Lower Than Atlantis have quickly become one of those bands you just can’t escape since the release of their self-titled fourth album. After cementing that success with a deluxe reissue, […]
Lower Than Atlantis have quickly become one of those bands you just can’t escape since the release of their self-titled fourth album. After cementing that success with a deluxe reissue, their recent UK tour can’t be seen as anything other than a victory lap.
Opening tonight’s Manchester show are Black Foxxes . Their own brand of emo shown in the likes of Home and River carry extremely well, especially singer Mark Holley’s soaring vocal. But they sadly don’t make much of a crowd impact due to speaking to the crowd twice and the buzz of conversation eventually builds up throughout their set. Things end on a sour note with Holley announcing “Manchester, it’s okay to smile” before flouncing offstage, but musically it’s a strong set.
Rising stars Moose Blood  follow, and fare much better. Eddy Brewerton’s humbleness is as charming as ever, and the strength of Gum, Bukowski and Boston earn a lot of nodding heads and more than a lot of singalongs. It may be the exact same set they play at every show, but for anyone who’s seen the four-piece before it’s reassuringly familiar, while being a great introduction for the plenty of fans they’ve earned tonight.
There are deafening screams as As It Is  take to the stage. As they launch into Cheap Shots And Setbacks, half the crowd are rushing forward and off their feet, lapping up Patty Walters’ beckons and encouragement for more. Mr Walters’ own performance is an amalgamation of every pop punk cliché you can think of – scissor jumps, twirling his microphone wire like a baton, and an over-saccharine American singing voice. But it works, and co-vocalist Ben Biss brings it all back to sanity, resulting in the most energetic, happy set so far.

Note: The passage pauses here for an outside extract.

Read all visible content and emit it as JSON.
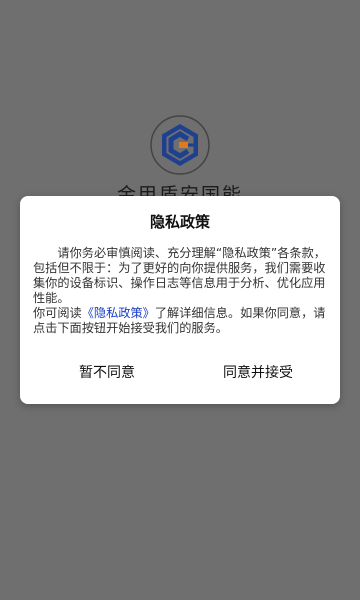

But by the time Lower Than Atlantis  play the first notes of Get Over It, it’s more than clear they risen to the occasion their success has given them. They’re hidden behind a huge curtain so just shadows can be seen, but from the moment it drops to reveal Mike, Ben, Eddy and Dec, it sparks an electricity in the crowd that doesn’t go away for the next hour and a half. The vast majority of the set is cuts from the aforementioned self-titled album (which frontman Mike admits with a shrug), but from the reception, you’d be mistaken for thinking they were classics already. Emily and Ain’t No Friend sound gigantic, while the singalong to main set closer Words Don’t Come So Easily could probably have taken the roof off the Ritz.
As for the band themselves, it’s clear to see why they’ve had such success. The talent of the four guys, particularly drummer Eddy Thrower, radiates through the room from the word go. The confidence of guitarist Ben Sansom and, of course, king of banter Mike Duce balances perfectly with bassist Dec Hart’s ‘can’t-quite-believe-this’ grin plastered on his face throughout, and each member’s personality shining through the music makes the whole thing seem like mates who haven’t seen each other in a long time coming together.
Every song played tonight sounds as strong as the others, be it World Record-era (Motor) Way Of Life or newer fan favourite Stays The Same. But the absence of much other than Lower Than Atlantis tracks marks the start of something new for Lower Than Atlantis. As Mike put it tonight, “we’re just some lads playing some songs, there’s no gimmicks or dance routines”. And they don’t need them. They’re on the up and up, completely gimmick free.
Words by Georgia Jackson